====== DATA TO USE ======

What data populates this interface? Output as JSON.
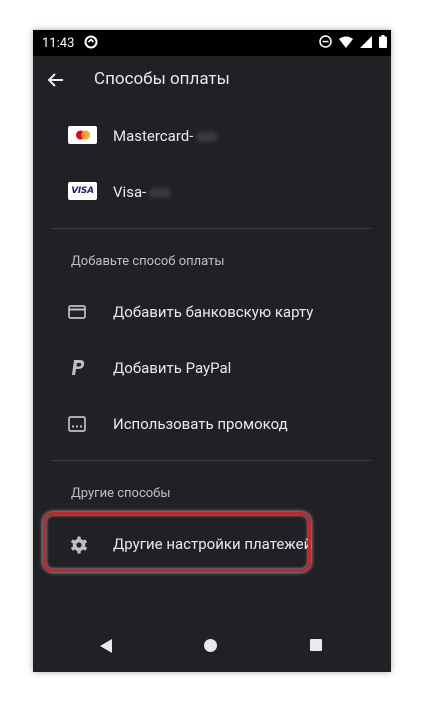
{
  "status_bar": {
    "time": "11:43"
  },
  "app_bar": {
    "title": "Способы оплаты"
  },
  "saved_cards": [
    {
      "icon": "mastercard-icon",
      "label": "Mastercard-"
    },
    {
      "icon": "visa-icon",
      "label": "Visa-",
      "badge_text": "VISA"
    }
  ],
  "add_section": {
    "title": "Добавьте способ оплаты",
    "items": [
      {
        "icon": "credit-card-icon",
        "label": "Добавить банковскую карту"
      },
      {
        "icon": "paypal-icon",
        "label": "Добавить PayPal"
      },
      {
        "icon": "promo-code-icon",
        "label": "Использовать промокод"
      }
    ]
  },
  "other_section": {
    "title": "Другие способы",
    "items": [
      {
        "icon": "gear-icon",
        "label": "Другие настройки платежей"
      }
    ]
  },
  "colors": {
    "background": "#202124",
    "text": "#e8eaed",
    "highlight": "#c8232c"
  }
}
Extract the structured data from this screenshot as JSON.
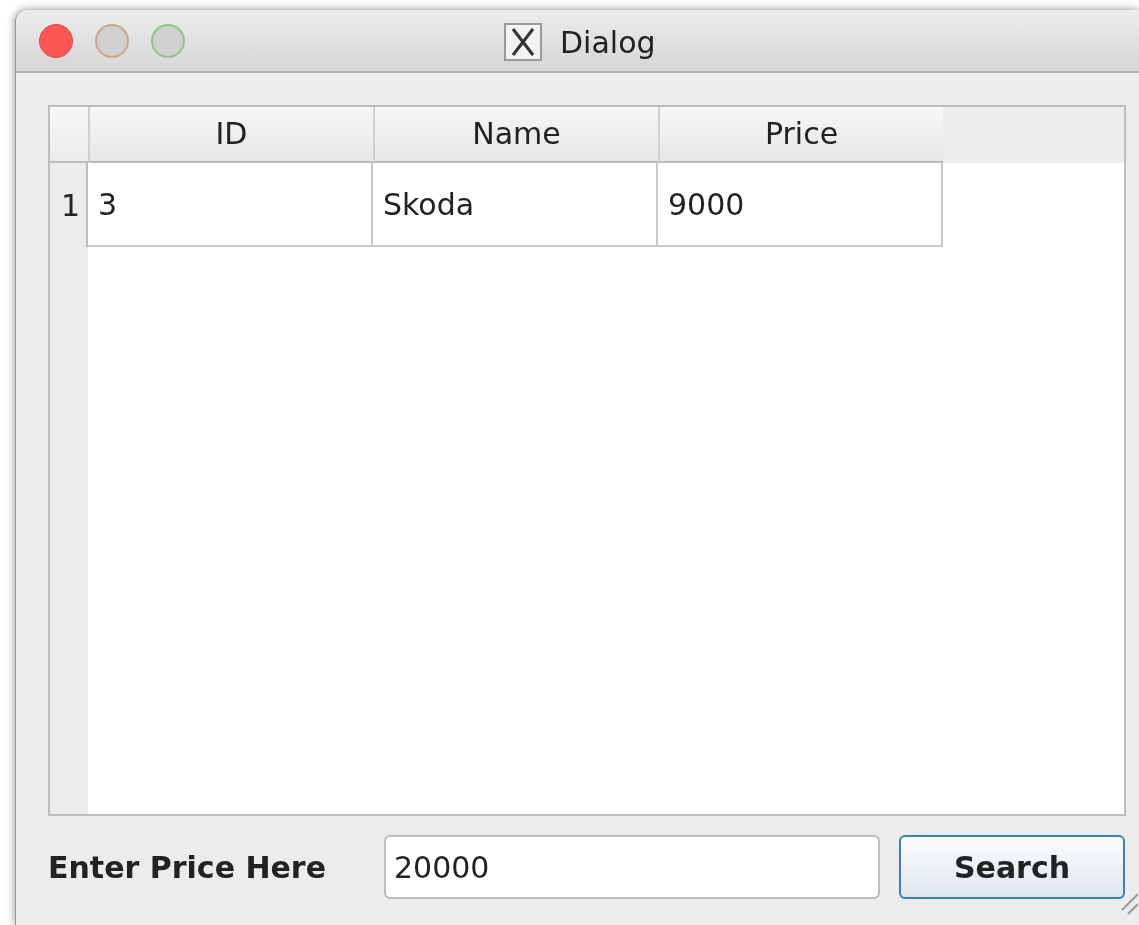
{
  "window": {
    "title": "Dialog"
  },
  "table": {
    "columns": [
      "ID",
      "Name",
      "Price"
    ],
    "rows": [
      {
        "header": "1",
        "cells": [
          "3",
          "Skoda",
          "9000"
        ]
      }
    ]
  },
  "price_field": {
    "label": "Enter Price Here",
    "value": "20000"
  },
  "buttons": [
    {
      "label": "Search",
      "default": true
    }
  ]
}
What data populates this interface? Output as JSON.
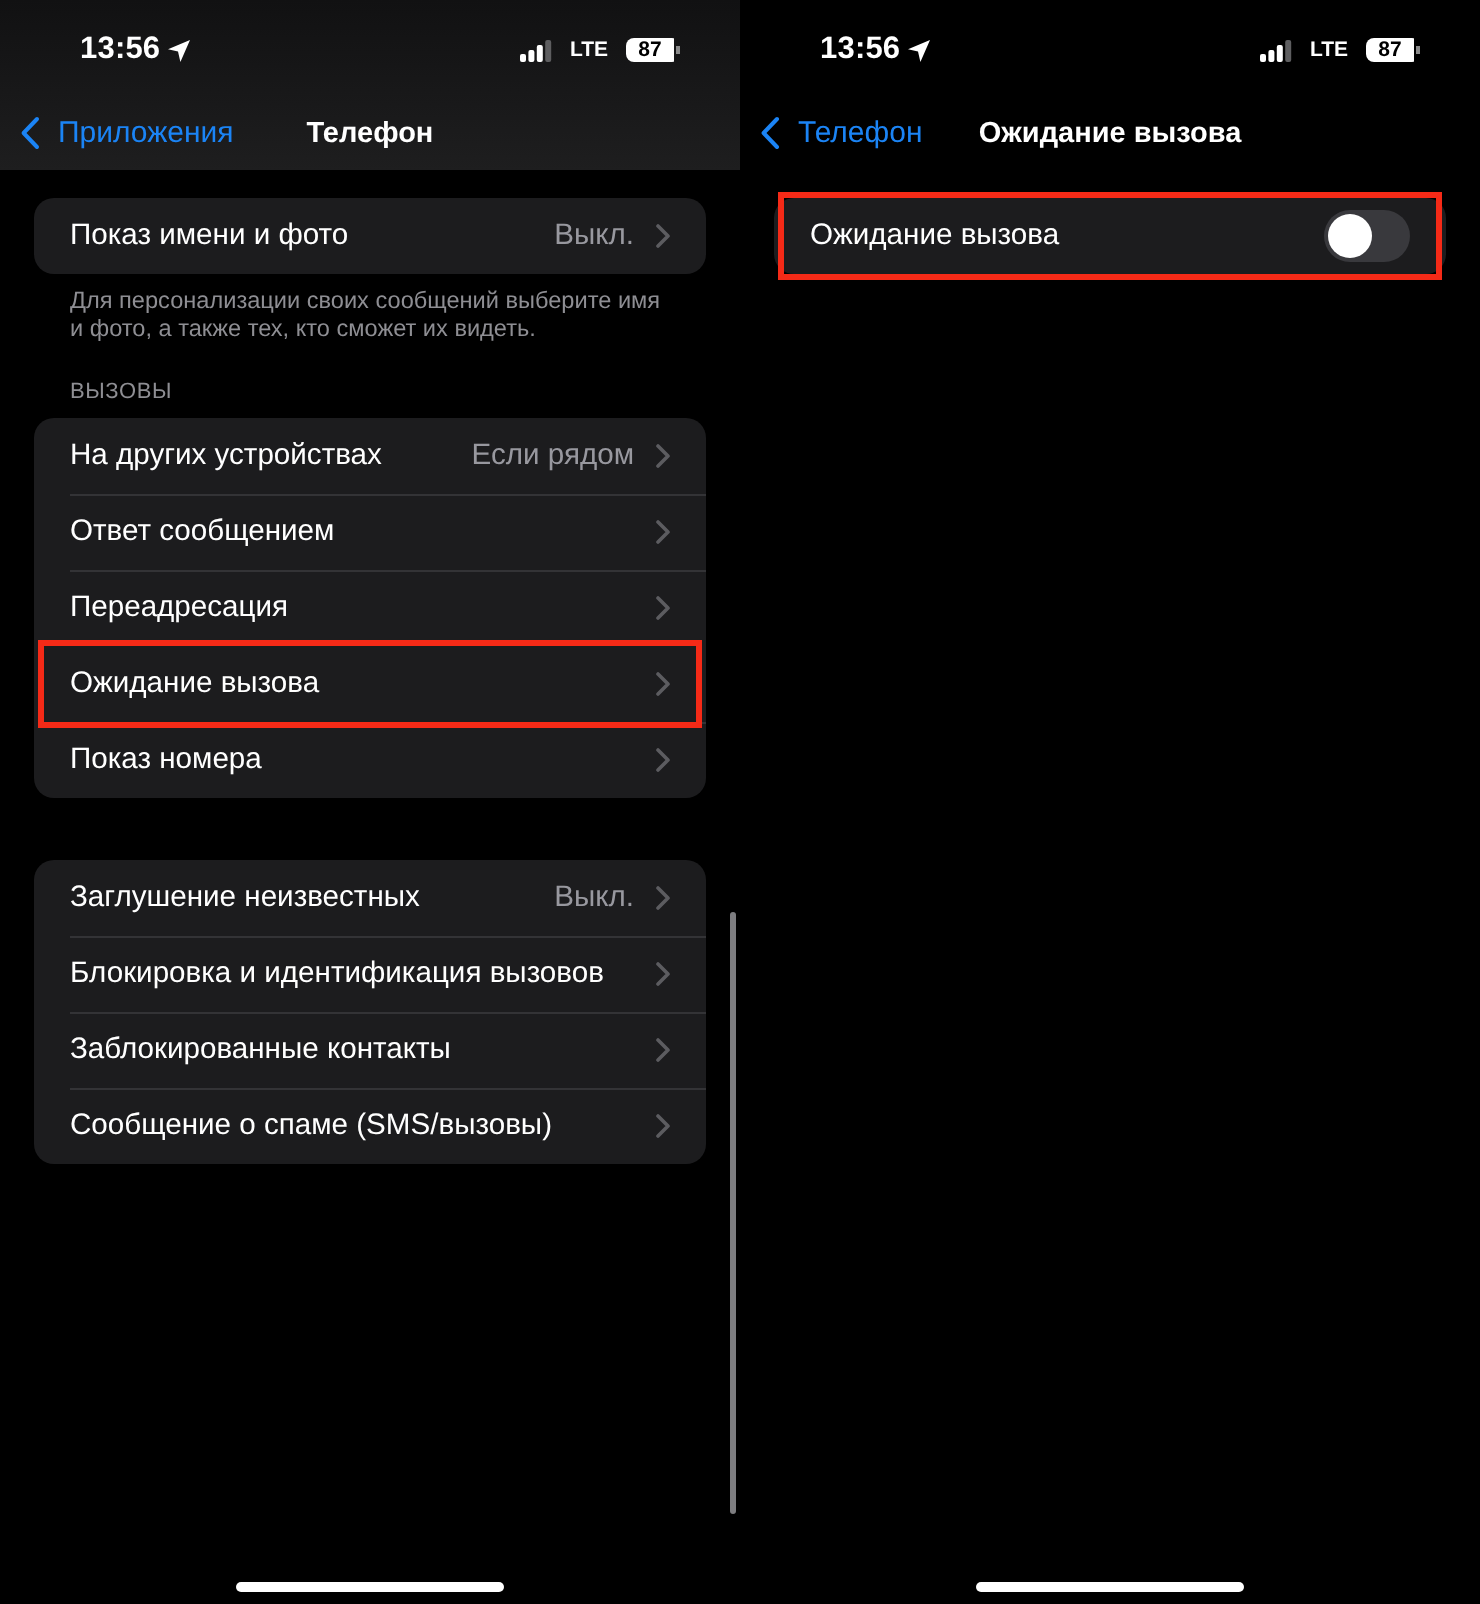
{
  "screens": [
    {
      "status_bar": {
        "time": "13:56",
        "network": "LTE",
        "battery": "87"
      },
      "scrolled": true,
      "nav": {
        "back": "Приложения",
        "title": "Телефон"
      },
      "groups": [
        {
          "rows": [
            {
              "kind": "link",
              "label": "Показ имени и фото",
              "value": "Выкл.",
              "highlighted": false
            }
          ],
          "footer": "Для персонализации своих сообщений выберите имя и фото, а также тех, кто сможет их видеть."
        },
        {
          "header": "ВЫЗОВЫ",
          "rows": [
            {
              "kind": "link",
              "label": "На других устройствах",
              "value": "Если рядом",
              "highlighted": false
            },
            {
              "kind": "link",
              "label": "Ответ сообщением",
              "highlighted": false
            },
            {
              "kind": "link",
              "label": "Переадресация",
              "highlighted": false
            },
            {
              "kind": "link",
              "label": "Ожидание вызова",
              "highlighted": true
            },
            {
              "kind": "link",
              "label": "Показ номера",
              "highlighted": false
            }
          ]
        },
        {
          "rows": [
            {
              "kind": "link",
              "label": "Заглушение неизвестных",
              "value": "Выкл.",
              "highlighted": false
            },
            {
              "kind": "link",
              "label": "Блокировка и идентификация вызовов",
              "highlighted": false
            },
            {
              "kind": "link",
              "label": "Заблокированные контакты",
              "highlighted": false
            },
            {
              "kind": "link",
              "label": "Сообщение о спаме (SMS/вызовы)",
              "highlighted": false
            }
          ]
        }
      ]
    },
    {
      "status_bar": {
        "time": "13:56",
        "network": "LTE",
        "battery": "87"
      },
      "scrolled": false,
      "nav": {
        "back": "Телефон",
        "title": "Ожидание вызова"
      },
      "groups": [
        {
          "rows": [
            {
              "kind": "toggle",
              "label": "Ожидание вызова",
              "on": false,
              "highlighted": true
            }
          ]
        }
      ]
    }
  ]
}
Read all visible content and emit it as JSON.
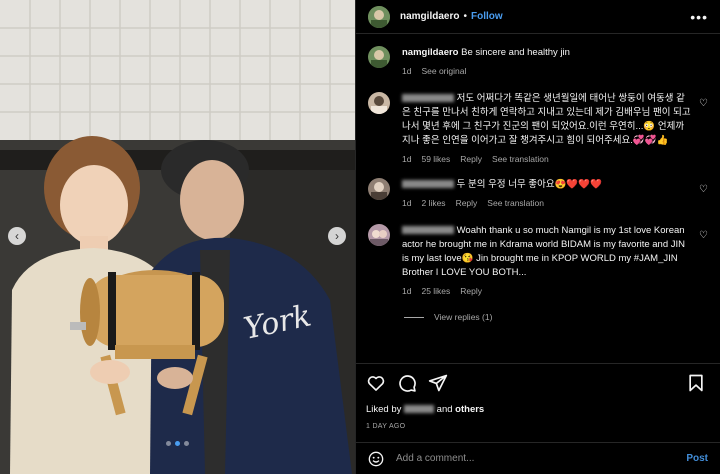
{
  "post": {
    "username": "namgildaero",
    "separator": "•",
    "follow_label": "Follow",
    "more_label": "•••",
    "caption": {
      "username": "namgildaero",
      "text": "Be sincere and healthy jin",
      "time": "1d",
      "see_original": "See original"
    },
    "carousel": {
      "slides": 3,
      "active_index": 1
    }
  },
  "comments": [
    {
      "user_hidden": true,
      "text": "저도 어쩌다가 똑같은 생년월일에 태어난 쌍둥이 여동생 같은 친구를 만나서 친하게 연락하고 지내고 있는데 제가 김배우님 팬이 되고나서 몇년 후에 그 친구가 진군의 팬이 되었어요.이런 우연히...😳 언제까지나 좋은 인연을 이어가고 잘 챙겨주시고 힘이 되어주세요.💞💞👍",
      "time": "1d",
      "likes": "59 likes",
      "reply": "Reply",
      "translate": "See translation",
      "avatar_color": "#c9b7a4"
    },
    {
      "user_hidden": true,
      "text": "두 분의 우정 너무 좋아요😍❤️❤️❤️",
      "time": "1d",
      "likes": "2 likes",
      "reply": "Reply",
      "translate": "See translation",
      "avatar_color": "#8f7f73"
    },
    {
      "user_hidden": true,
      "text": "Woahh thank u so much Namgil is my 1st love Korean actor he brought me in Kdrama world BIDAM is my favorite and JIN is my last love😘 Jin brought me in KPOP WORLD my #JAM_JIN Brother I LOVE YOU BOTH...",
      "time": "1d",
      "likes": "25 likes",
      "reply": "Reply",
      "view_replies": "View replies (1)",
      "avatar_color": "#b59aa8"
    }
  ],
  "actions": {
    "liked_by_prefix": "Liked by",
    "liked_by_suffix": "and",
    "others": "others",
    "time": "1 DAY AGO"
  },
  "add_comment": {
    "placeholder": "Add a comment...",
    "post_label": "Post"
  },
  "colors": {
    "accent": "#4a9df0",
    "background": "#000000",
    "muted": "#a8a8a8"
  },
  "icons": [
    "heart-icon",
    "comment-icon",
    "share-icon",
    "bookmark-icon",
    "emoji-icon",
    "chevron-left-icon",
    "chevron-right-icon"
  ]
}
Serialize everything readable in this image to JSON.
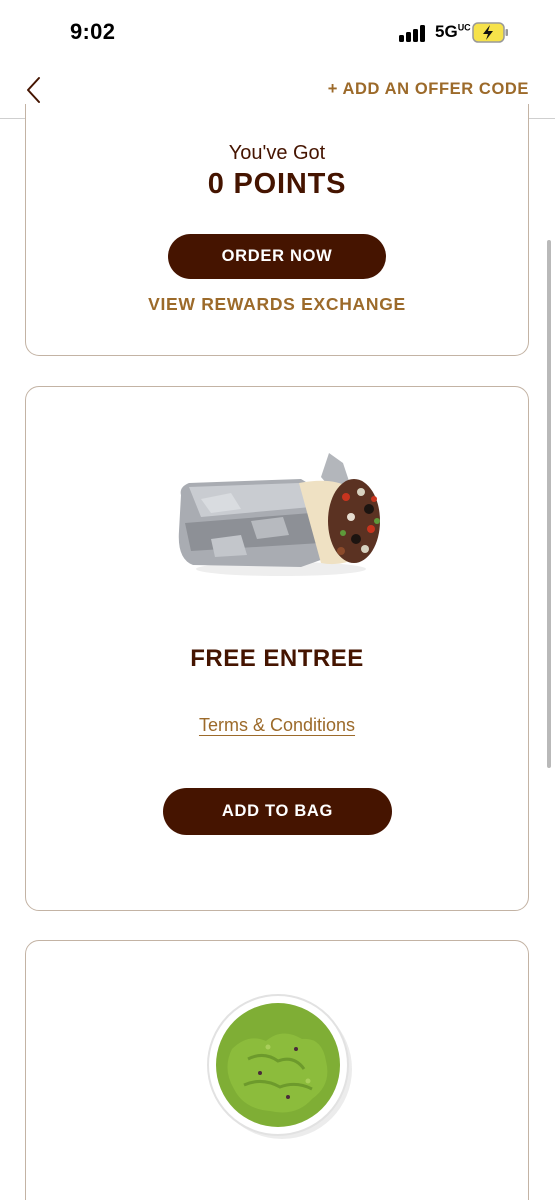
{
  "status_bar": {
    "time": "9:02",
    "network": "5G",
    "network_suffix": "UC"
  },
  "header": {
    "offer_code_link": "+ ADD AN OFFER CODE"
  },
  "points_card": {
    "label": "You've Got",
    "points": "0 POINTS",
    "order_button": "ORDER NOW",
    "rewards_link": "VIEW REWARDS EXCHANGE"
  },
  "reward_cards": [
    {
      "title": "FREE ENTREE",
      "terms_link": "Terms & Conditions",
      "button": "ADD TO BAG",
      "image": "burrito-image"
    },
    {
      "image": "guacamole-image"
    }
  ],
  "colors": {
    "brand_dark": "#451400",
    "accent": "#9c6a2a",
    "card_border": "#c3b3a4"
  },
  "icons": [
    "back-chevron-icon",
    "signal-icon",
    "battery-charging-icon"
  ]
}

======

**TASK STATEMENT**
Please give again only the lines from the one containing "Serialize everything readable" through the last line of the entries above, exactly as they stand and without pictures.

**RESULT OF THE EXERCISE**
Serialize everything readable in this image to JSON.
{
  "status_bar": {
    "time": "9:02",
    "network": "5G",
    "network_suffix": "UC"
  },
  "header": {
    "offer_code_link": "+ ADD AN OFFER CODE"
  },
  "points_card": {
    "label": "You've Got",
    "points": "0 POINTS",
    "order_button": "ORDER NOW",
    "rewards_link": "VIEW REWARDS EXCHANGE"
  },
  "reward_cards": [
    {
      "title": "FREE ENTREE",
      "terms_link": "Terms & Conditions",
      "button": "ADD TO BAG",
      "image": "burrito-image"
    },
    {
      "image": "guacamole-image"
    }
  ],
  "colors": {
    "brand_dark": "#451400",
    "accent": "#9c6a2a",
    "card_border": "#c3b3a4"
  },
  "icons": [
    "back-chevron-icon",
    "signal-icon",
    "battery-charging-icon"
  ]
}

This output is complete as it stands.